Where is windspeed and is the 1946 Beaufort Scale.
The Beaufort Scale only officially goes up to Force 12 (“Hurricane Force – Huge waves. Sea is completely white with foam and spray. Air is filled with driving spray, greatly reducing visibility.”) but it could be (and has been) applied to hurricanes (normally measured on the Saffir-Simpson Scale), or tornadoes (normally measured on the Enhanced Fujita Scale). Hurricane Felix, a Category 5 hurricane that struck Nicaragua and Honduras in 2007 had a peak wind speed of 175 mph, equivalent to a Beaufort Scale of 20.7; and the 318 mph wind speed measured by Doppler radar during the Moore Tornado of 1999 would be equivalent to a Beaufort Scale of 30.7.
“Solar wind” is a colloquial term for the stream of charged particles ejected from the surface of the Sun by heat and strong magnetic fields. It is the interaction between the solar wind and Earth’s magnetic field that is responsible for the aurorae.
During solar storms, when larger amounts of material are ejected at higher speeds (a coronal mass ejection) the solar wind can cause damage to satellites and even to power grids on Earth.
But a new paper from South Korean scientists suggests that the solar wind affects the real wind; that the solar wind hitting the atmosphere can affect the pressure at sea level. Their suggestion is that changes in clouds are caused by currents flowing from the ionosphere (a charged upper layer of the atmosphere) to the land/ocean; and that the solar wind affects these currents. They measured a increase in pressure of about 2500 pascals (over a standard pressure of 101325 pascals) in the days following solar winds above 800km/s.
Il-Hyun Cho et al. 2011. “Changes in Sea-Level Pressure over South Korea Associated with High-Speed Solar Wind Events.” arXiv: 1107.1841v1 [astro-ph.EP]
A convincing argument can be made that the Atacama Desert in Chile and Argentina is the driest place on Earth. The average rainfall is one millimetre per year and some weather monitoring stations have never detected rain. This week eighty centimetres of snow fell in the region.
This is what the desert normally looks like:
And this is how it looks now:
The South Pacific is on the left of the image and Chile and Argentina on the right.
It’s difficult to differentiate between cloud and snow in the true-colour image above, but the false-colour image below makes the difference more obvious.
Areas covered in snow are bright white in the visible part of the spectrum and all the visible light detected by the camera in the second image is mapped to the red channel of the image. Ice is very absorbent in the shortwave infrared region that is mapped to the green and blue channels and therefore ice appears bright red.
In January I posted an image from NASA’s MODIS satellite showing the UK covered in snow. I’m doing the same for the recent snow; these images were taken today (1st December) between 1110 and 1430.

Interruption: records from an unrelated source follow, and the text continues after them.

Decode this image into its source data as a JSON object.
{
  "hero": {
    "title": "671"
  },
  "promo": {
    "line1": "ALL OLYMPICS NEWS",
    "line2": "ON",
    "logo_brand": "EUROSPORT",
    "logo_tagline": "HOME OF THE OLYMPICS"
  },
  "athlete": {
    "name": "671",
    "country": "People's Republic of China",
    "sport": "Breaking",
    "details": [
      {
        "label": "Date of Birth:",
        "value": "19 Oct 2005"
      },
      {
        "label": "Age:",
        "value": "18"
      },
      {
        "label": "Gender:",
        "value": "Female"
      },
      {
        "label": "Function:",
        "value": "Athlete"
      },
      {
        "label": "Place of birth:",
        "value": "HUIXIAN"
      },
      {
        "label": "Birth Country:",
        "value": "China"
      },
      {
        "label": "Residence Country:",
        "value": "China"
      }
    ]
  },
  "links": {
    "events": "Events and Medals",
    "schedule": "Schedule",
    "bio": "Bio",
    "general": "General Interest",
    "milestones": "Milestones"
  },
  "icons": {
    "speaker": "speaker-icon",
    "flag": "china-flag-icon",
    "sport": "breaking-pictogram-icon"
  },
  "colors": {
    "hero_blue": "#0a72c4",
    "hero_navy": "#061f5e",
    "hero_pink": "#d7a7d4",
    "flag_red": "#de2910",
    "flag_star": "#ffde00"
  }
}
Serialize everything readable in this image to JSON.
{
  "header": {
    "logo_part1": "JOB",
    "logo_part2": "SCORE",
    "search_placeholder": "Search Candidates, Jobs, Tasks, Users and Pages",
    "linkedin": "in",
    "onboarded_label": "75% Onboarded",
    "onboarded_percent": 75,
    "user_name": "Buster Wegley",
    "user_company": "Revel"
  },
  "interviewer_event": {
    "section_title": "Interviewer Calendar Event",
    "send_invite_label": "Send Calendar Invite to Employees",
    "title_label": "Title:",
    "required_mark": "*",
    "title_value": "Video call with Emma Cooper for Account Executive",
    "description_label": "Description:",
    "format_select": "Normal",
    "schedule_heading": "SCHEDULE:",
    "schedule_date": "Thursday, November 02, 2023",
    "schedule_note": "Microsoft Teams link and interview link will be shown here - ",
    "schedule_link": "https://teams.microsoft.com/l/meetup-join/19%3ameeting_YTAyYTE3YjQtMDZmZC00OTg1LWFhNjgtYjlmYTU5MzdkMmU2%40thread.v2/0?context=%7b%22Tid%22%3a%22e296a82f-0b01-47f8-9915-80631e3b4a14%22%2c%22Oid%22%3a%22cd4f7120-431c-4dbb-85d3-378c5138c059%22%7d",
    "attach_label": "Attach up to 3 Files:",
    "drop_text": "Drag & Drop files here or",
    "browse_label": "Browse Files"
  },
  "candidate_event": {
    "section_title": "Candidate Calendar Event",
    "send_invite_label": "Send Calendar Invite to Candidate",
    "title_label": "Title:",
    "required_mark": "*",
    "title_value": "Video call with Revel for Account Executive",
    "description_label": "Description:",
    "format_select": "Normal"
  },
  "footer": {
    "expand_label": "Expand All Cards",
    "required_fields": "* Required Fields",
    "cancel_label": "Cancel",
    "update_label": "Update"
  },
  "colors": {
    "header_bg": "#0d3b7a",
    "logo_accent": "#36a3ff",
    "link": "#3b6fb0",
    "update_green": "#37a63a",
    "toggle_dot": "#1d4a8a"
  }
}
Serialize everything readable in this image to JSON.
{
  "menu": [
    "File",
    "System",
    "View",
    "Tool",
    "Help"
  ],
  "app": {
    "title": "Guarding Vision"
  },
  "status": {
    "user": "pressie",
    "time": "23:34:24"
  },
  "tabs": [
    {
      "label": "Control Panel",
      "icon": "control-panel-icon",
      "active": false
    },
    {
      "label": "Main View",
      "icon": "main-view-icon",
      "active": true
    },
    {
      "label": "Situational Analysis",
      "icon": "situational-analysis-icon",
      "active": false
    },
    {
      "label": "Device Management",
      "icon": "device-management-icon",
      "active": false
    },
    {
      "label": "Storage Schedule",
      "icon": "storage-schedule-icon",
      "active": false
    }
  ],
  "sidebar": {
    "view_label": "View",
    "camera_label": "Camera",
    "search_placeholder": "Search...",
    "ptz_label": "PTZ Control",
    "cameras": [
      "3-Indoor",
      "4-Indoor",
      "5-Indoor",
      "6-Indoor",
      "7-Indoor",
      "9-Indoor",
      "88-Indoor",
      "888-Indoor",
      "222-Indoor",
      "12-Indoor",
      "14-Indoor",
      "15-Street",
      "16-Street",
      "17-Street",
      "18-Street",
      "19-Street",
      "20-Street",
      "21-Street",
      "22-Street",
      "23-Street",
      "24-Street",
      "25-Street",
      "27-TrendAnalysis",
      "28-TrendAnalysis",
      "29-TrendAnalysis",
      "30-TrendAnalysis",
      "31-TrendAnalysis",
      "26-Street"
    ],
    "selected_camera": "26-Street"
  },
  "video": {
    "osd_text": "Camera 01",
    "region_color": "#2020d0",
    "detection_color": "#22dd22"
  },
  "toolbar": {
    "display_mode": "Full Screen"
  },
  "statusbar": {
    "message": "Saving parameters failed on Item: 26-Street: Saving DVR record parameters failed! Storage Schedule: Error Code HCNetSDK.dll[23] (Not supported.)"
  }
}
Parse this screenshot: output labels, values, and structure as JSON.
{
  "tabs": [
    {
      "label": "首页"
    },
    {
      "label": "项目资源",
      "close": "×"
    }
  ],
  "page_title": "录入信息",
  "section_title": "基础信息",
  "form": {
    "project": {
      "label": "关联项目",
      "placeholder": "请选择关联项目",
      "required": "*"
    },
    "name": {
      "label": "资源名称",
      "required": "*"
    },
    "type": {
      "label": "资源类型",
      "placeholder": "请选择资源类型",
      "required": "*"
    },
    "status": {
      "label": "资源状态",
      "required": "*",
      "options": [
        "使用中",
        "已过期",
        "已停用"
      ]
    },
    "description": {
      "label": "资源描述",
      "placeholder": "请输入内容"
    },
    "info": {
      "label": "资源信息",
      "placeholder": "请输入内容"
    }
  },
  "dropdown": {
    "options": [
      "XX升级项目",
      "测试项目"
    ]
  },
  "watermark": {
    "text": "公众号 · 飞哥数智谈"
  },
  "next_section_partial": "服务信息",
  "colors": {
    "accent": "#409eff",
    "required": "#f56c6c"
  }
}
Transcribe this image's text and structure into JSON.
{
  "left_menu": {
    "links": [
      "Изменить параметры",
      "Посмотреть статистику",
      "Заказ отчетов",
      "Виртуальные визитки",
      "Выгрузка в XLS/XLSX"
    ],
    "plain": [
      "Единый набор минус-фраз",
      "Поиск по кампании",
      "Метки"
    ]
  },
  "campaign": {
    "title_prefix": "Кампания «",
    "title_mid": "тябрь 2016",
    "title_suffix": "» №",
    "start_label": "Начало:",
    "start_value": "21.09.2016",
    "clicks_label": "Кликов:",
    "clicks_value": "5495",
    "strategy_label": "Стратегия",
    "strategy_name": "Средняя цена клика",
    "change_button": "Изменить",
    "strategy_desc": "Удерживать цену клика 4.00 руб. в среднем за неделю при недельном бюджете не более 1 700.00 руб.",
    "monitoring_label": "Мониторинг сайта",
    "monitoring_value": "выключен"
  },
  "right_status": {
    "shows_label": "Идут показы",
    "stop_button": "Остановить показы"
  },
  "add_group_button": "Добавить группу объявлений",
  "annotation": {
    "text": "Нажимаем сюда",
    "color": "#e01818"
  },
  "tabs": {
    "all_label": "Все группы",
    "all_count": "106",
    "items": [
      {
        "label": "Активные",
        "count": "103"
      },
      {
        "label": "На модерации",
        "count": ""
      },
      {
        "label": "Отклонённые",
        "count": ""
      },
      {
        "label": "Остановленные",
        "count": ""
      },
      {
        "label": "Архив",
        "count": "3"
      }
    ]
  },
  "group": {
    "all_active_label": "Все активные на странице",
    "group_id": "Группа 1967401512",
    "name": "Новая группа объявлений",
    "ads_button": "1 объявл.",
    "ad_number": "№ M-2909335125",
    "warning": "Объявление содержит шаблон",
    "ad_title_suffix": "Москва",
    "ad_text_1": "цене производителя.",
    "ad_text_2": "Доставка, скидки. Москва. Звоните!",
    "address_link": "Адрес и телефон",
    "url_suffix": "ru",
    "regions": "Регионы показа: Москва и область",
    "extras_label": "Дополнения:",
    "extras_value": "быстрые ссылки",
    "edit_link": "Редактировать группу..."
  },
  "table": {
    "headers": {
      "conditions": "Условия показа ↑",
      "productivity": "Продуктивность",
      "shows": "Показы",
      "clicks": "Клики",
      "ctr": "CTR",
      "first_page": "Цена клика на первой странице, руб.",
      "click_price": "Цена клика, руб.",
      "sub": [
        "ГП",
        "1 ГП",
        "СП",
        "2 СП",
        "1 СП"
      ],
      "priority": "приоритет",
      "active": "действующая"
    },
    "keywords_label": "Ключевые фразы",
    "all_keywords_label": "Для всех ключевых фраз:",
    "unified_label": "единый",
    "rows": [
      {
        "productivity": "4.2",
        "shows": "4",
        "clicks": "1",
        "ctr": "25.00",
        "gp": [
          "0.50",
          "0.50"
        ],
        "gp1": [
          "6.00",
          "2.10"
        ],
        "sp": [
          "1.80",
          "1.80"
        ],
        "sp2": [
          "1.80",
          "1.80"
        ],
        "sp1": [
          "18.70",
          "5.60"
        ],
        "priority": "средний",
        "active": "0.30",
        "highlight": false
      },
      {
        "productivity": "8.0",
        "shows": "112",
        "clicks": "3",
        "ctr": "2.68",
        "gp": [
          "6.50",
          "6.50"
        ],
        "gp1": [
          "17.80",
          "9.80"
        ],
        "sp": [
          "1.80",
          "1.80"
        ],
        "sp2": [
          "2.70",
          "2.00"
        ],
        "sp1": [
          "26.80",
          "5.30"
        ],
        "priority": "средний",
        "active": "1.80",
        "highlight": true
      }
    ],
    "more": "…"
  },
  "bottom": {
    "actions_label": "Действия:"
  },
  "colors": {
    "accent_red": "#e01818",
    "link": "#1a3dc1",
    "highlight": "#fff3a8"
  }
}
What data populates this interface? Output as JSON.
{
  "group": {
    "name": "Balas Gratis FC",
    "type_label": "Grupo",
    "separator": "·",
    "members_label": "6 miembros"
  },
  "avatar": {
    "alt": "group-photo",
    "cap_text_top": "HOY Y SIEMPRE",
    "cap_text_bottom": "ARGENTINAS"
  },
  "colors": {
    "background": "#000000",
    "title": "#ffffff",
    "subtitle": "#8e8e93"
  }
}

The problem with this image is that snow and clouds are both white so it’s difficult to tell the difference between the two. Luckily NASA also provides some false colour imagery at long wavelengths (670 nanometres, 876nm and 2155nm) that makes this job easier.
Ice is very absorbent in the 2155nm band (shortwave infrared) that is assigned to the red channel of the image, but reflects in the visible red (670nm) and near infrared (876nm) bands that are assigned to the green and blue channels respectively, causing ice to appear cyan. Vegetation is absorbent in both the near and shortwave infrared which leaves it looking green.
Higher resolution imagery is available from the NASA MODIS Rapid Response System.